December 11, 2008
Contact: Stephen H. Balch, President
FOR IMMEDIATE RELEASE
PRINCETON, NJ—After nearly twenty-two years of service as its president, Stephen Balch, founder of the National Association of Scholars, will be leaving that position at the end of the year. He will continue to play a major leadership role as the chairman of the NAS board of directors and as director of special projects.
On December 6, the NAS board of directors voted unanimously to elect Peter Wood, now executive director, to become the new president. Dr. Wood formerly served as the provost of The King’s College, and as the associate provost and the president’s chief of staff at Boston University, where he was a tenured faculty member in the anthropology department. He is the author of two books, Diversity: The Invention of a Concept and A Bee in the Mouth: Anger in America Now.
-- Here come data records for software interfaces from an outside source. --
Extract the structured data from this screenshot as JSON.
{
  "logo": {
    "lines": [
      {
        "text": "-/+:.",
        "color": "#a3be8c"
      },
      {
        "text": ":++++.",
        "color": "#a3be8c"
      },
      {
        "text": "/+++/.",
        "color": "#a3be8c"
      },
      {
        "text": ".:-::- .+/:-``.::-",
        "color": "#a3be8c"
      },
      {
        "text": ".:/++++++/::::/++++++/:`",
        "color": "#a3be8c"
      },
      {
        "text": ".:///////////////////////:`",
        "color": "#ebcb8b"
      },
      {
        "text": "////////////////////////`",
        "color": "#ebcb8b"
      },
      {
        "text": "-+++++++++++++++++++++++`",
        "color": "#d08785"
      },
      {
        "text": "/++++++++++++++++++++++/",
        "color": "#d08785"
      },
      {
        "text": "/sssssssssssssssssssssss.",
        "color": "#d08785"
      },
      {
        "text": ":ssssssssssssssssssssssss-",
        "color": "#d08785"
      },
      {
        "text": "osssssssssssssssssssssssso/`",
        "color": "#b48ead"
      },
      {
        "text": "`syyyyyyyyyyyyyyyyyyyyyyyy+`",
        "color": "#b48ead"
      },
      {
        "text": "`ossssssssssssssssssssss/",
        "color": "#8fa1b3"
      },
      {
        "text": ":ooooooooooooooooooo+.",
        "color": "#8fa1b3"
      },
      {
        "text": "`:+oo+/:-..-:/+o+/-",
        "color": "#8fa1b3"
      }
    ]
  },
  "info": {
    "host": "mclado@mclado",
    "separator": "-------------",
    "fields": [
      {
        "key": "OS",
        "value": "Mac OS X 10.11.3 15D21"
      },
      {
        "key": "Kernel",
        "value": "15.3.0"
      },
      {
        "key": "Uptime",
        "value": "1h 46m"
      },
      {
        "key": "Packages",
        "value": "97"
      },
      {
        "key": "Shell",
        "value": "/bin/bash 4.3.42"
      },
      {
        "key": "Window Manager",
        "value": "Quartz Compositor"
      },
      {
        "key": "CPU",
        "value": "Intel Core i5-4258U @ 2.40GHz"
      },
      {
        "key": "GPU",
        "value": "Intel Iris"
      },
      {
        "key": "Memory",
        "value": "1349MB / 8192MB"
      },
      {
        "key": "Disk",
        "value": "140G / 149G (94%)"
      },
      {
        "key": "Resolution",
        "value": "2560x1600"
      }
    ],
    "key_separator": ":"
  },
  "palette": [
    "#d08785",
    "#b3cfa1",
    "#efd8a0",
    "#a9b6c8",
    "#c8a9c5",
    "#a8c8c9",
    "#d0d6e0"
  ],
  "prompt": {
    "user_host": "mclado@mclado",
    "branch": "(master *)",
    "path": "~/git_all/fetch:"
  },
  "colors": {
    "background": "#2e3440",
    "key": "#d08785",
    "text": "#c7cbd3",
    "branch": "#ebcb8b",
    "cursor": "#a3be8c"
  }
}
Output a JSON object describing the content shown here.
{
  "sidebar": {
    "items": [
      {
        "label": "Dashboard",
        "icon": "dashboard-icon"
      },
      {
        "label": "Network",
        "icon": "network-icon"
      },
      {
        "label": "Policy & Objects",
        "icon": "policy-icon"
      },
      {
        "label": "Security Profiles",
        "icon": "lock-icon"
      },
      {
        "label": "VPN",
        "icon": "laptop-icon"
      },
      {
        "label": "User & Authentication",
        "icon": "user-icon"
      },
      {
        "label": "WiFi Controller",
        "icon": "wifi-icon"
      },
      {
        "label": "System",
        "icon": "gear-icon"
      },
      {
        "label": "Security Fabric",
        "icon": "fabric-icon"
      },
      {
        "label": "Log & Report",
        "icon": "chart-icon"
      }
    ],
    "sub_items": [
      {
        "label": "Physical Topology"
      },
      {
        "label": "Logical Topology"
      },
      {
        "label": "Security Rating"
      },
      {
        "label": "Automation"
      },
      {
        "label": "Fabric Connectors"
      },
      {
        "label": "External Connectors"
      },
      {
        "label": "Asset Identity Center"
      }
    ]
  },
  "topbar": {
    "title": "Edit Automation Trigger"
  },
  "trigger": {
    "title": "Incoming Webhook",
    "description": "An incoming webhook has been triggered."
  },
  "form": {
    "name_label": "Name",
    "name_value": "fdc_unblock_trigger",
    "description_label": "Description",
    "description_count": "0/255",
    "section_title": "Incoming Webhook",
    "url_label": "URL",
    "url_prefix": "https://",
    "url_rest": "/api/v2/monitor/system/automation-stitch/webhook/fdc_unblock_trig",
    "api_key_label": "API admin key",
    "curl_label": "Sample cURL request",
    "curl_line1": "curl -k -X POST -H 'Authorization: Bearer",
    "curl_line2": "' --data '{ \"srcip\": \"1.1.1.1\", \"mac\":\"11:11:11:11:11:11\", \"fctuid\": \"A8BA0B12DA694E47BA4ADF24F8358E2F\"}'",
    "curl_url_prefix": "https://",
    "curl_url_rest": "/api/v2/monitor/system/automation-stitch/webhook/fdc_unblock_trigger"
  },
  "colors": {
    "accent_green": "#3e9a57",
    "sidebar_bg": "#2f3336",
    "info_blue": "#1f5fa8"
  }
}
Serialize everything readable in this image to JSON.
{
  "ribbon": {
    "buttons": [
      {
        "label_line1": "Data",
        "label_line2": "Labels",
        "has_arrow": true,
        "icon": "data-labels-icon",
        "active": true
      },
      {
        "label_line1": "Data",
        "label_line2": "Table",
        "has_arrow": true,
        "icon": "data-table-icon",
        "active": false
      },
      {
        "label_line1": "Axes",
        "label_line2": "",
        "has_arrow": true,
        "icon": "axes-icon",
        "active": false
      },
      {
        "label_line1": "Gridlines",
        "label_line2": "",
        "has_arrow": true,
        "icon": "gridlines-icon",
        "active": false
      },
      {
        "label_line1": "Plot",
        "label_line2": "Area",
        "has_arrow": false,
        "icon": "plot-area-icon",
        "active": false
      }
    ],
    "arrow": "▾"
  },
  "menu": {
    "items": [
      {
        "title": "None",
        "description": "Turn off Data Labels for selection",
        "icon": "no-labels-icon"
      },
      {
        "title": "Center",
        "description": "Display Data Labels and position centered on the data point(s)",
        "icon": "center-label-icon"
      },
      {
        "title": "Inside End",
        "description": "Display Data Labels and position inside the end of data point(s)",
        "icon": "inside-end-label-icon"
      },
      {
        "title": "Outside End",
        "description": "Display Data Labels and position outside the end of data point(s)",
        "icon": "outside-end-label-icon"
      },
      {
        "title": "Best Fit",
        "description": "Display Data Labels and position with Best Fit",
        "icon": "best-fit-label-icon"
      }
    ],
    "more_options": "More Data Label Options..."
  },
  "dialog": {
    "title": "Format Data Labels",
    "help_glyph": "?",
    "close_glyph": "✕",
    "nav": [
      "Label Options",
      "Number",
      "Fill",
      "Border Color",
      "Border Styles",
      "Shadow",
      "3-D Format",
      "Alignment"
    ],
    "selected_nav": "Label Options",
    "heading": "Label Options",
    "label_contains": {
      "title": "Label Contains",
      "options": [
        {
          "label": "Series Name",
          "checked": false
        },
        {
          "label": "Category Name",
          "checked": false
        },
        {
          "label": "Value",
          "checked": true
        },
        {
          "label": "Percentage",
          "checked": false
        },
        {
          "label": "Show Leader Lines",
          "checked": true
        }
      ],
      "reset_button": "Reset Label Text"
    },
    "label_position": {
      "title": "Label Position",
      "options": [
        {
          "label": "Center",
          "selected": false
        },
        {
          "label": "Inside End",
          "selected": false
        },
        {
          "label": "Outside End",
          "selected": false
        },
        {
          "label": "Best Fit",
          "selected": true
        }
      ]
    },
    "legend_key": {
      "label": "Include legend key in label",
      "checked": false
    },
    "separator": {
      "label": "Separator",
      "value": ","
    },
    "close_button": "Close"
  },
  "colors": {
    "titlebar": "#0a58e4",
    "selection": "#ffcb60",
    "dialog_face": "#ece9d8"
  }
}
It was Dr. Balch’s founding vision that the National Association of Scholars be a voice of reason in an increasingly unreasonable academic world. Since establishing the NAS in 1987, he has worked ceaselessly to fulfill that vision, helping launch five other higher education reform organizations, promoting the creation of numerous academic centers, institutes, and programs, and filling the pages of many publications with thoughtful essays about improving higher education. Last year, President Bush bestowed upon Dr. Balch the National Humanities Medal, honoring his “leadership and advocacy upholding the noblest traditions in higher education,” and recognizing that “his work on behalf of reasoned scholarship in a free society has made him a leading champion of excellence and reform at our nation's universities.”
At its December 6 meeting, the NAS board passed a unanimous resolution expressing their “deepest gratitude to Dr. Balch for the enormous contribution he has made to the defense and reform of American Higher Education over the past quarter century,” thanking him “for his vision, personal sacrifice, and his leadership as President,” and looking forward “to his continuing role as chairman of the NAS board of directors.”
The National Association of Scholars is America’s foremost higher education reform group. Located in Princeton, NJ, it has forty-six state affiliates and more than four thousand professors, graduate students, administrators, and trustees as members.